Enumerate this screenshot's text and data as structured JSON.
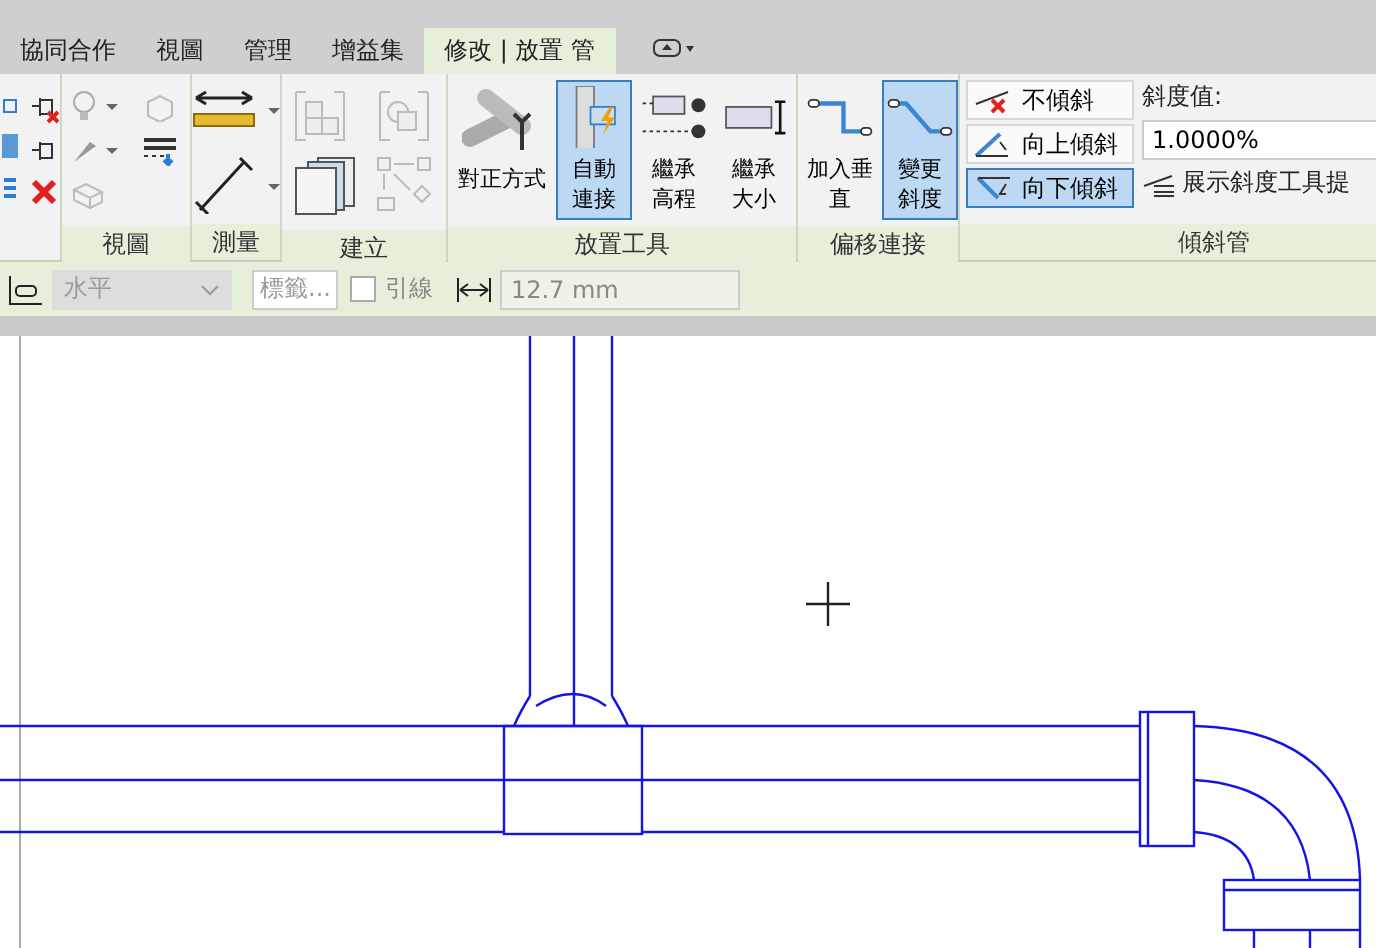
{
  "tabs": [
    {
      "label": "協同合作",
      "selected": false
    },
    {
      "label": "視圖",
      "selected": false
    },
    {
      "label": "管理",
      "selected": false
    },
    {
      "label": "增益集",
      "selected": false
    },
    {
      "label": "修改 | 放置 管",
      "selected": true
    }
  ],
  "panels": {
    "view": {
      "label": "視圖"
    },
    "measure": {
      "label": "測量"
    },
    "create": {
      "label": "建立"
    },
    "placement": {
      "label": "放置工具",
      "tools": [
        {
          "label": "對正方式",
          "selected": false
        },
        {
          "label": "自動連接",
          "selected": true
        },
        {
          "label": "繼承高程",
          "selected": false
        },
        {
          "label": "繼承大小",
          "selected": false
        }
      ]
    },
    "offset": {
      "label": "偏移連接",
      "tools": [
        {
          "label": "加入垂直",
          "selected": false
        },
        {
          "label": "變更斜度",
          "selected": true
        }
      ]
    },
    "slope": {
      "label": "傾斜管",
      "options": [
        {
          "label": "不傾斜",
          "selected": false
        },
        {
          "label": "向上傾斜",
          "selected": false
        },
        {
          "label": "向下傾斜",
          "selected": true
        }
      ],
      "value_label": "斜度值:",
      "value": "1.0000%",
      "tooltip_label": "展示斜度工具提"
    }
  },
  "options_bar": {
    "orientation": {
      "value": "水平",
      "disabled": true
    },
    "tag_button": "標籤...",
    "leader": {
      "label": "引線",
      "checked": false
    },
    "diameter": "12.7 mm"
  }
}
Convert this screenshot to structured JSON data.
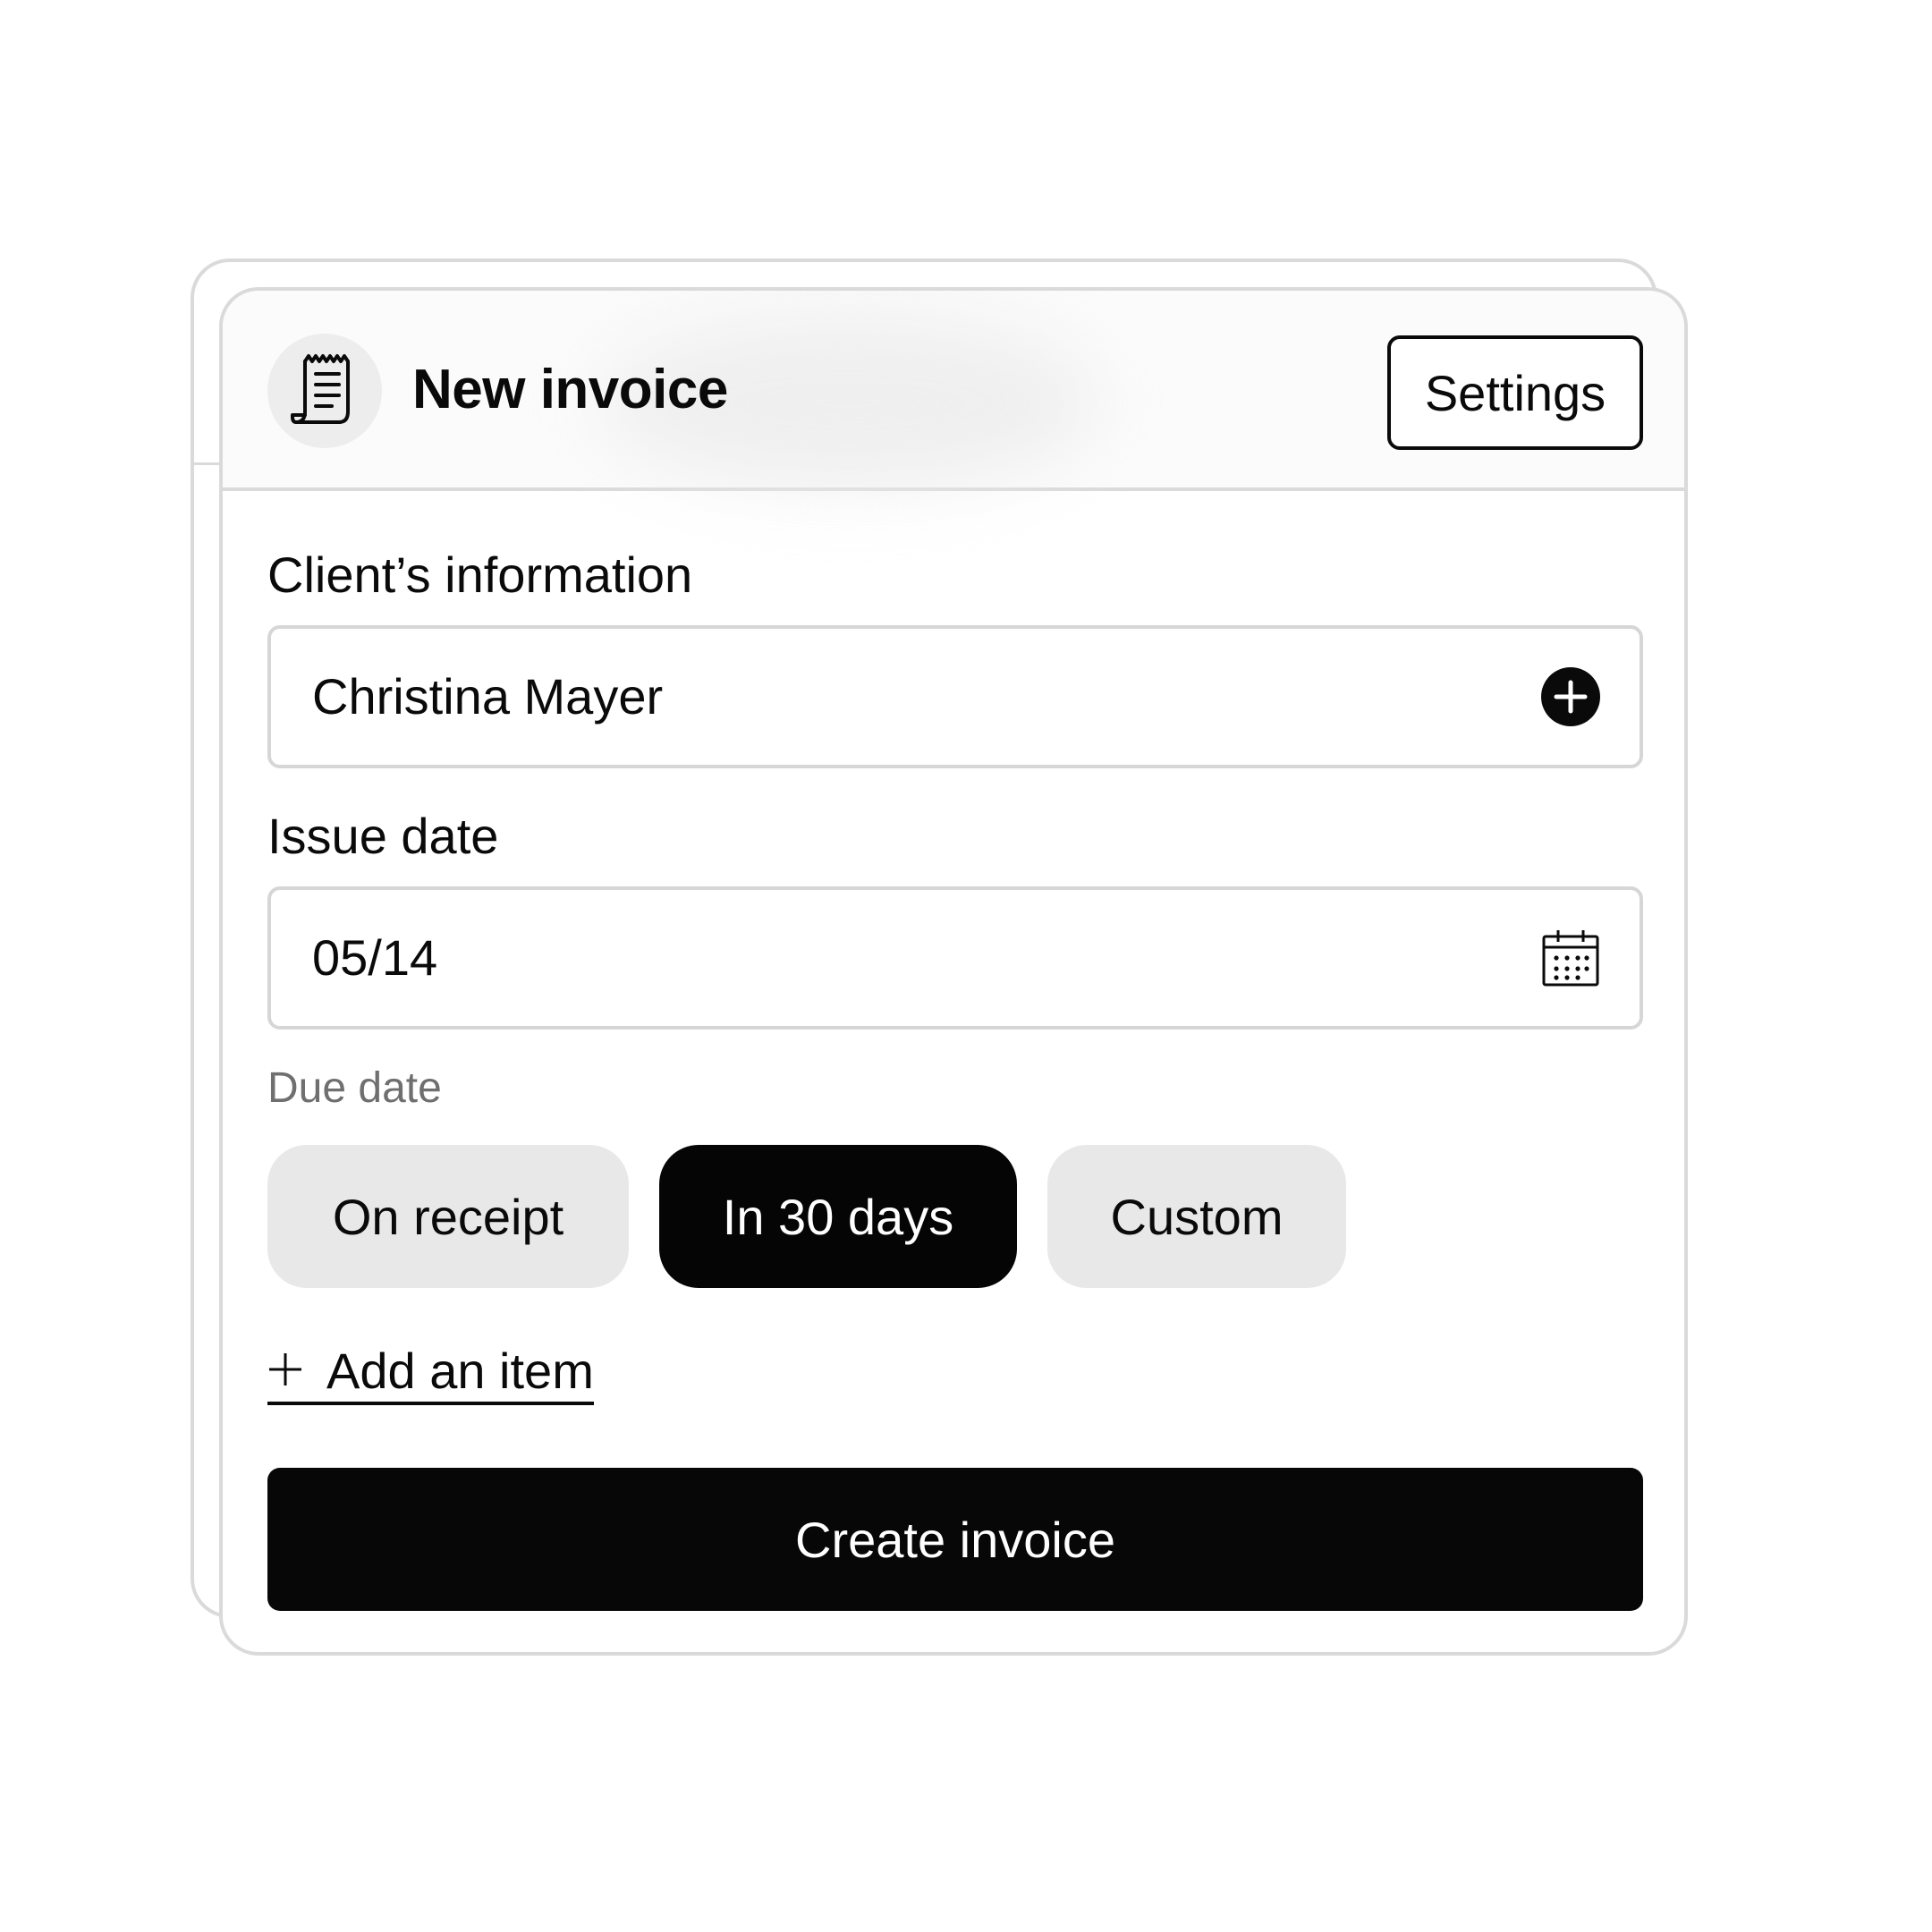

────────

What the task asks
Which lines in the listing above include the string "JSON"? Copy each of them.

Written solution
Enumerate this screenshot's text and data as structured JSON.
Convert this screenshot to structured JSON data.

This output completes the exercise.